What annoys me most about this is that despite the Princess Erna being perfectly willing to take the risks she is taking, Erich seems to think that she's just a woman and obviously doesn't know true danger! Marrying and then murdering an obviously cruel man who deserves to die is much too dangerous a job for a noble woman, a man should do it for her!
Sarcasm and hyperbole aside this sort of naivete just feels silly in a world as dark as the Warhammer one. Also, this dilemma could probably be stretched out over several chapters, examining Erich's worldview, his character and the motivations of the conspirators in general and what lengths they will go to to depose a tyrant. It could also examine and subvert the role of women in fantasy and medieval courts.
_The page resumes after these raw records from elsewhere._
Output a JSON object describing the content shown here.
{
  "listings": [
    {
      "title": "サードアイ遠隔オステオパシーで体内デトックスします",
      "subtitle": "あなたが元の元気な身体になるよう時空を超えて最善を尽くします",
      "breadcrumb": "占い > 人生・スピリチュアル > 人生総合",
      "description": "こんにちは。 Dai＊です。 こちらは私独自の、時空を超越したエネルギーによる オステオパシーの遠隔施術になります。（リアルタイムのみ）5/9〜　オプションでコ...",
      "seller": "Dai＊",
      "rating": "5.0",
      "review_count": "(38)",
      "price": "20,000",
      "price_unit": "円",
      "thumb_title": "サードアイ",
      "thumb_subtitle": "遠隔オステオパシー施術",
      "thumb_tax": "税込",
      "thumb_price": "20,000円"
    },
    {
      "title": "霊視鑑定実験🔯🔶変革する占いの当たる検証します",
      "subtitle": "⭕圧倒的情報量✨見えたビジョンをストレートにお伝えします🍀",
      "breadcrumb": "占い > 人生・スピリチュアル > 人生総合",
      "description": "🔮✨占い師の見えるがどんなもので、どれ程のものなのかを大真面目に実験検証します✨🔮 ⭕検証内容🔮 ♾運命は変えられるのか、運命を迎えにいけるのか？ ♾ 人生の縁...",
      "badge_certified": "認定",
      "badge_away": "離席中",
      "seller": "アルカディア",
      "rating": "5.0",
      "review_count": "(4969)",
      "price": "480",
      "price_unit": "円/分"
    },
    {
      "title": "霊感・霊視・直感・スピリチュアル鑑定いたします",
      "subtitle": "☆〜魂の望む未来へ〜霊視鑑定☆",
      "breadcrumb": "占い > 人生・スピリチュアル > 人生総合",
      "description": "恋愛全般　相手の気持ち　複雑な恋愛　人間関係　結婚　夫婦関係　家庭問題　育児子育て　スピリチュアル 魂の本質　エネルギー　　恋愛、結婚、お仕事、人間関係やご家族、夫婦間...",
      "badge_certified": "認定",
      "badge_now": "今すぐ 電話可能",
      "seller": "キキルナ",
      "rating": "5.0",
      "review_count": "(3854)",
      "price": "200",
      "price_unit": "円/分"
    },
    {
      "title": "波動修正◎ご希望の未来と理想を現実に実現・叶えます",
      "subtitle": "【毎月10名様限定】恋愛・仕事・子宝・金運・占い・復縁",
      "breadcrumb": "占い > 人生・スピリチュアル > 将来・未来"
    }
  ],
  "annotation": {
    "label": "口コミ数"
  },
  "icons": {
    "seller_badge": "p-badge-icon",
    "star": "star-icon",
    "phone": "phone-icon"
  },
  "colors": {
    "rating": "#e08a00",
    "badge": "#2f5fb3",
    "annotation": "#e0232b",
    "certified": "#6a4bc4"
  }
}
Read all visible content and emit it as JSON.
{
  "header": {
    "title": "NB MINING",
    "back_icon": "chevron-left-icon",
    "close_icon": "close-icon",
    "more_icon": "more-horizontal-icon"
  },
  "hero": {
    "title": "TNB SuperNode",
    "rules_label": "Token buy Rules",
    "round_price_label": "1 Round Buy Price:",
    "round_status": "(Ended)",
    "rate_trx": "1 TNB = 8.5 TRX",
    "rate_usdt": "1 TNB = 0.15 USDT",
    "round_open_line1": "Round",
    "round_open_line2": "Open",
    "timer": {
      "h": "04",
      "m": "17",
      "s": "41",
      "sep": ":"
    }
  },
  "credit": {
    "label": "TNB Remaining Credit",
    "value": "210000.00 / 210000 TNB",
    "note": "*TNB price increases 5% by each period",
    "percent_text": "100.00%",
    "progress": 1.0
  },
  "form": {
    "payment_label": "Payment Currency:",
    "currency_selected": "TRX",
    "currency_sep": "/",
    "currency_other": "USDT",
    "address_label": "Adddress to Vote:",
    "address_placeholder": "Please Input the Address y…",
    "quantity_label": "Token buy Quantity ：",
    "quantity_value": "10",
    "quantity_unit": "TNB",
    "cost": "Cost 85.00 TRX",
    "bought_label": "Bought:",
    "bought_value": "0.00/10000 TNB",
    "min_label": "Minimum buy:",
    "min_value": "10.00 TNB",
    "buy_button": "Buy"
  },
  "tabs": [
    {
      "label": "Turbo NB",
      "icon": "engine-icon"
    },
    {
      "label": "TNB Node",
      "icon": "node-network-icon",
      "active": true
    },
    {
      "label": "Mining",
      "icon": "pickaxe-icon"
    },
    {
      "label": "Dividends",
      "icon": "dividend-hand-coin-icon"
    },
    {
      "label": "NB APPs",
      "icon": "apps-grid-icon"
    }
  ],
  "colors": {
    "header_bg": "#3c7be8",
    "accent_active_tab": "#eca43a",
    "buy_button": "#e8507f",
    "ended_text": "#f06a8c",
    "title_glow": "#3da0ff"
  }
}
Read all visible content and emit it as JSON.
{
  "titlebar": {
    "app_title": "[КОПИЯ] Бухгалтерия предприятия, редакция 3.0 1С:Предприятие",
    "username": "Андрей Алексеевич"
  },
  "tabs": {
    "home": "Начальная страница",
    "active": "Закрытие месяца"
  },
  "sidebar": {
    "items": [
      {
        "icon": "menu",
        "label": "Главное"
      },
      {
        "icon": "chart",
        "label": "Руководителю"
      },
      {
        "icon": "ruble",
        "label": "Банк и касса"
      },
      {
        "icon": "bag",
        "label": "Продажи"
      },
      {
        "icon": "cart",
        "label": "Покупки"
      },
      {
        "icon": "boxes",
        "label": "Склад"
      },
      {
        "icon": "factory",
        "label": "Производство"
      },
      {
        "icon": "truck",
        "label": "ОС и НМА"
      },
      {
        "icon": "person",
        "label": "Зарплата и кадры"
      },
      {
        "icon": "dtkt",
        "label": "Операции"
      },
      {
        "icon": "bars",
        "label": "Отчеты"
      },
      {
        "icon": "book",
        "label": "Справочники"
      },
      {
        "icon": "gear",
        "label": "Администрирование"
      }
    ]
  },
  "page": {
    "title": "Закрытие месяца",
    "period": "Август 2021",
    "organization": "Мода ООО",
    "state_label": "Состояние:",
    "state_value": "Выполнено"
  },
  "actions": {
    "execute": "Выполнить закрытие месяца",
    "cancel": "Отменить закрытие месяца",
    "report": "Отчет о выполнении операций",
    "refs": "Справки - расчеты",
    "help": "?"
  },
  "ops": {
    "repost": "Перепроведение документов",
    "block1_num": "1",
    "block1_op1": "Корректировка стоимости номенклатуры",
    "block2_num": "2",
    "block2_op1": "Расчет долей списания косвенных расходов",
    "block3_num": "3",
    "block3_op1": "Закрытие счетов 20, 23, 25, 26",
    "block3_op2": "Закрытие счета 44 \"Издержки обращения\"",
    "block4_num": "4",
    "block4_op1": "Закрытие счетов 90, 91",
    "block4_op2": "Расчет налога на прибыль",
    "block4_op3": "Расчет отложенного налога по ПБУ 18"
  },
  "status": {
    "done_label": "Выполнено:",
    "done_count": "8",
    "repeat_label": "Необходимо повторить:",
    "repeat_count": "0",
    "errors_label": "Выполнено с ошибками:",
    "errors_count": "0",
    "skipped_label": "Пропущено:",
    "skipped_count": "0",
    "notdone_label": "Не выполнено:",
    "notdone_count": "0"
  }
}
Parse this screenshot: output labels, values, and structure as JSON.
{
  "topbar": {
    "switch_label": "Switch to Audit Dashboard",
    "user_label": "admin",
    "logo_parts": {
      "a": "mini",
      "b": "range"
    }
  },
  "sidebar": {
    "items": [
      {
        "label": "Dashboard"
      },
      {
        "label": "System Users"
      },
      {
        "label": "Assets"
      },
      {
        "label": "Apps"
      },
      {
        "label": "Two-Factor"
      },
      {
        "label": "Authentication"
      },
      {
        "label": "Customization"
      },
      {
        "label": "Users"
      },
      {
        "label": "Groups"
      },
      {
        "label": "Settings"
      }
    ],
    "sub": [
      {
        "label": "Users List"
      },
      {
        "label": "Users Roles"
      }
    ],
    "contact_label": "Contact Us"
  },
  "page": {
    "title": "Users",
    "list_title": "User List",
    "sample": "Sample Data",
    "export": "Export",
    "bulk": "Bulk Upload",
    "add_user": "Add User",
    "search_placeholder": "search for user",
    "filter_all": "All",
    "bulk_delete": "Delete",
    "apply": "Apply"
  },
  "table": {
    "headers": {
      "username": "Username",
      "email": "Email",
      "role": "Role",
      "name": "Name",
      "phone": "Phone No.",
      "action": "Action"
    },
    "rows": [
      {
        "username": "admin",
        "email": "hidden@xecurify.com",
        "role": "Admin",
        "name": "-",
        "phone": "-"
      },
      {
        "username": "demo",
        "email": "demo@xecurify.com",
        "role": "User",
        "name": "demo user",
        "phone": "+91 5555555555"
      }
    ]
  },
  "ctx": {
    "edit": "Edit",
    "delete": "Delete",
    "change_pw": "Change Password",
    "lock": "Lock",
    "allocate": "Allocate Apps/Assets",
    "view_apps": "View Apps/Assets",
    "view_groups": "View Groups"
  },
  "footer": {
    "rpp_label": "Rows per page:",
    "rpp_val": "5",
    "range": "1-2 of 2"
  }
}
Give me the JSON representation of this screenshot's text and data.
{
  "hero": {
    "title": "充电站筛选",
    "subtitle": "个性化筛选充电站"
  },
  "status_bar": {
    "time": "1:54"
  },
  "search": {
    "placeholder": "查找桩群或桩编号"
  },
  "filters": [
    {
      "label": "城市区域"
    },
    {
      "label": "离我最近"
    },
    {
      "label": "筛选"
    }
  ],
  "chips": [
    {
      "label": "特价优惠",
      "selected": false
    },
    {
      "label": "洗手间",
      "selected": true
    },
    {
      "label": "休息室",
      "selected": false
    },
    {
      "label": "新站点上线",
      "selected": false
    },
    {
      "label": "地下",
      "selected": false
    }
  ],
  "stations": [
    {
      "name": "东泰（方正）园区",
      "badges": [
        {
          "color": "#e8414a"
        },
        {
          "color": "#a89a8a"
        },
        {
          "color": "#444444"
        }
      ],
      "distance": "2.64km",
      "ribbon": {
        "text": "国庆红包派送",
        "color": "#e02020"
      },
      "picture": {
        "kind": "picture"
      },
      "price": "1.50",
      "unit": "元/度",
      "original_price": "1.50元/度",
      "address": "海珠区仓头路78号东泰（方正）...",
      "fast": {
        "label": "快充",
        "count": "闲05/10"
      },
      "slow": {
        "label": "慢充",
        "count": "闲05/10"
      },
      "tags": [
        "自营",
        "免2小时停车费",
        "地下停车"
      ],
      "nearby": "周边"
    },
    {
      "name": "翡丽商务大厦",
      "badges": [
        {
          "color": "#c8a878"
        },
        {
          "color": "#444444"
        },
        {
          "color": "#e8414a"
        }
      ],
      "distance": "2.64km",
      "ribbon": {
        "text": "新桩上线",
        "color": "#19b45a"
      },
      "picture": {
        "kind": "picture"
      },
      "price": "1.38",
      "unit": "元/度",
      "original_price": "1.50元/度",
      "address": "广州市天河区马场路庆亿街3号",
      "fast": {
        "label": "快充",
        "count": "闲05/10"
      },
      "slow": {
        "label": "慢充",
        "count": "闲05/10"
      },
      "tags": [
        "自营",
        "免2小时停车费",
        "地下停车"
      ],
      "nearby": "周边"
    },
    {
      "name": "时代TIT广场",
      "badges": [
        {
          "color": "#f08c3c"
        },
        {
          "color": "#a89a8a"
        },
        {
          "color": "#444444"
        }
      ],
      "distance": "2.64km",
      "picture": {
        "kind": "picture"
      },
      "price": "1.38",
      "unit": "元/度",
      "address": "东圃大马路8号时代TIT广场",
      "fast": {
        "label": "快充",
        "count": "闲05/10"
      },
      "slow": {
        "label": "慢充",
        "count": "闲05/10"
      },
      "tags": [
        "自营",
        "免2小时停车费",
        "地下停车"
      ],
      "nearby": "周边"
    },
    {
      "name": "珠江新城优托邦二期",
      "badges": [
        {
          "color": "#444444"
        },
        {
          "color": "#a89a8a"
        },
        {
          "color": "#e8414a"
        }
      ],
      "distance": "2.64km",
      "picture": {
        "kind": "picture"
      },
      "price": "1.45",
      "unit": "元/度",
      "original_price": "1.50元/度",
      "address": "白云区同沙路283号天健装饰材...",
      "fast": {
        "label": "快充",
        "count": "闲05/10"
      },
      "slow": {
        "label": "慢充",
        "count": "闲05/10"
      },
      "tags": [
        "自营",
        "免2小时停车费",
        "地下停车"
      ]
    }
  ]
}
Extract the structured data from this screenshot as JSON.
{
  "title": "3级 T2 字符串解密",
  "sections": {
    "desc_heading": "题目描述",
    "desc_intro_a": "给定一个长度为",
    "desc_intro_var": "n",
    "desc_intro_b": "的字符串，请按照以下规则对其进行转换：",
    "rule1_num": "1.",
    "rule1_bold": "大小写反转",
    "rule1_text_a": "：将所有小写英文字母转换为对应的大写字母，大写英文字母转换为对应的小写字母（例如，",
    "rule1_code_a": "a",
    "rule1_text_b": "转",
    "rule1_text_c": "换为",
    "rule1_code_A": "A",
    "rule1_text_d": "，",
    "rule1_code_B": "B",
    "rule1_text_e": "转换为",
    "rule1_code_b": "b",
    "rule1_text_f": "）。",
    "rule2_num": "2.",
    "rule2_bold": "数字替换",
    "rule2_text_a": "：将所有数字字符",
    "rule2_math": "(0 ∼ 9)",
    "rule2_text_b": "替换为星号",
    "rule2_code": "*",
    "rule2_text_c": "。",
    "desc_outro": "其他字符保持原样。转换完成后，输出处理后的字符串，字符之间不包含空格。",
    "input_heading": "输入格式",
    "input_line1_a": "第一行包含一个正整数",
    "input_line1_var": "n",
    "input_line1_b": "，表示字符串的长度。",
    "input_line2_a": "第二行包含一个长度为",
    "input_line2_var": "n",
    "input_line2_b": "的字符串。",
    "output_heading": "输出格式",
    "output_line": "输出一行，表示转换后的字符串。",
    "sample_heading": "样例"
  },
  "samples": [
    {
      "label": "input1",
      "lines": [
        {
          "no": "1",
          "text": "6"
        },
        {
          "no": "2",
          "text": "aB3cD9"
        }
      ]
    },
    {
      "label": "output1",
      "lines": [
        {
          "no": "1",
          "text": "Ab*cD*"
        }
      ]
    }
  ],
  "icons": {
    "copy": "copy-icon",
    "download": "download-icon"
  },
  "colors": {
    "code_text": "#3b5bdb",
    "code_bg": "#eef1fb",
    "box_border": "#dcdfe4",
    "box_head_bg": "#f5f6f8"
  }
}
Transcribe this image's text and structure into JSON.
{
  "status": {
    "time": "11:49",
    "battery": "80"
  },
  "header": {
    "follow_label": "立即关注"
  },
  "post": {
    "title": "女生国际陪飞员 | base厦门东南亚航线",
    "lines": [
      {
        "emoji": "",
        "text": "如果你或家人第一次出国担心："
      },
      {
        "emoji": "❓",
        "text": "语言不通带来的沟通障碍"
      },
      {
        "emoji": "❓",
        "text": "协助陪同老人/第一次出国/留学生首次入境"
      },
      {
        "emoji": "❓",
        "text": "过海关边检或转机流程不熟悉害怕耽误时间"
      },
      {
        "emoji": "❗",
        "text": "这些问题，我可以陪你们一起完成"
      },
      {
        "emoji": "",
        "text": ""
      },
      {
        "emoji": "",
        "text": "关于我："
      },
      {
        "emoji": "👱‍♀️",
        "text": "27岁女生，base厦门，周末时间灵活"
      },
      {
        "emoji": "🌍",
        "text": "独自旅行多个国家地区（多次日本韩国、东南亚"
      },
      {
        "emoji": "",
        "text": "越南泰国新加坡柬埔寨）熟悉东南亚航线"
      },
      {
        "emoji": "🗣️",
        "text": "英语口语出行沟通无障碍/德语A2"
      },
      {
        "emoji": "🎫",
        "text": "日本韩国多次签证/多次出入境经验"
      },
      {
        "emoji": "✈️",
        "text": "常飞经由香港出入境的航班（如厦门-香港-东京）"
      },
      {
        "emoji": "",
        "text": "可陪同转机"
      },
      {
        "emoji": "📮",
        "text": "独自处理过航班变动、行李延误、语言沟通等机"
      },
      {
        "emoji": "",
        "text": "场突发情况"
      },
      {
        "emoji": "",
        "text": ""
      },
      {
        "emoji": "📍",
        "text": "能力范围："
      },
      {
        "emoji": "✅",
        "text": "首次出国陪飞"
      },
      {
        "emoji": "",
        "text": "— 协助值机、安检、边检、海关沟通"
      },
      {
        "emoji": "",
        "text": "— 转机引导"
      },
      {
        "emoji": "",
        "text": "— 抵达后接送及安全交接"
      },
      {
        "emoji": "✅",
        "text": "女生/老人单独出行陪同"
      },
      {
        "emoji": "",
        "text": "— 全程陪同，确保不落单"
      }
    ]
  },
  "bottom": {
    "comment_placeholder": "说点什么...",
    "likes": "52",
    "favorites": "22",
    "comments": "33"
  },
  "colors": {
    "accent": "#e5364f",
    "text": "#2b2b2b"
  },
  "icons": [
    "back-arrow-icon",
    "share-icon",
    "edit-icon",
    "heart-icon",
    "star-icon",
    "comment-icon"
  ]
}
Nice philosophical stuff that would, you know, invest me in the book and the characters.
Oh and when Erich's former lover Lady Mirella asks him if he is jealous of Erna's husband to be, I was just waiting for the tension to start mounting!
“'I wonder when Konreid will be back,' he said, brusquely changing the subject.”
Oh ok. I guess that was just a crafty red herring from you Werner, you old devil you.
Now, while it's obviously clear Werner's skills in writing believable human protagonists and characters are a bit iffy, there are parts of the novel that excel. The skaven plotline is an obvious example. We know Werner can do skaven, he's done it in three excellent books already (the Thanquol trilogy) and in various short stories. As such Puskab Foulfur's moments shine through in between the various struggles of our human protagonists. That's really all I can say about that particular plotline, it's werner skaven. Fun, conniving, deceitful and manipulative, and it also gives us a good feel for the skaven world at this point in the timeline. It's the only part of the novel I would call flawless, and it's because this is an area where Werner knows his stuff.
In conclusion what can I say I haven't already said. I understand Black Library mainly publish tie-in fiction to satiate consumers' lust for blood-drenched Warhammer and 40k action. I know this and yet I find myself disappointed at the lack of nuance in what is mostly a political novel. I would mostly call Dead Winter a failure and a disappointment from what it could have been. However enjoyable enough in its own right as, well, tie-in fiction about a fantasy world with humans and ratmen. While I guess this is all it needs to be it left me wanting more, but not in a positive way.
Hey, I write a lot, I read a lot, and everything from BL that I read I'll review.